Supplied records:
[Start of Attachment]
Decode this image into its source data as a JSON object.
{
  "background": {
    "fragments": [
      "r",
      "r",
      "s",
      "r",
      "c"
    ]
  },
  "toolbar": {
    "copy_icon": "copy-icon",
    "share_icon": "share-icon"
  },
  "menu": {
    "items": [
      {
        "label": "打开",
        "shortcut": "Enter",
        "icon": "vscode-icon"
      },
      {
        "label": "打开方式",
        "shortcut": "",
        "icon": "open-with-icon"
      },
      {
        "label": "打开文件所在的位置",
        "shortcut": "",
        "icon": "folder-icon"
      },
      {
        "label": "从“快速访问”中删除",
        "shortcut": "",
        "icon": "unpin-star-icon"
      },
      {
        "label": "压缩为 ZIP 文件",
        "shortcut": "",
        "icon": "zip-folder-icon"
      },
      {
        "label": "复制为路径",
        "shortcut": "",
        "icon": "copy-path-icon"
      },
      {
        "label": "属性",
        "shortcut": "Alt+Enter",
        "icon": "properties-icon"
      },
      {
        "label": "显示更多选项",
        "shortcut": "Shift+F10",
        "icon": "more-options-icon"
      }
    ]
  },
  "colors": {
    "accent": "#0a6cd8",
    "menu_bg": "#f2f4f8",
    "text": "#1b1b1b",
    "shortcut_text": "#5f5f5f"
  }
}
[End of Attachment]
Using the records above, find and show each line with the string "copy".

    "copy_icon": "copy-icon",
        "icon": "copy-path-icon"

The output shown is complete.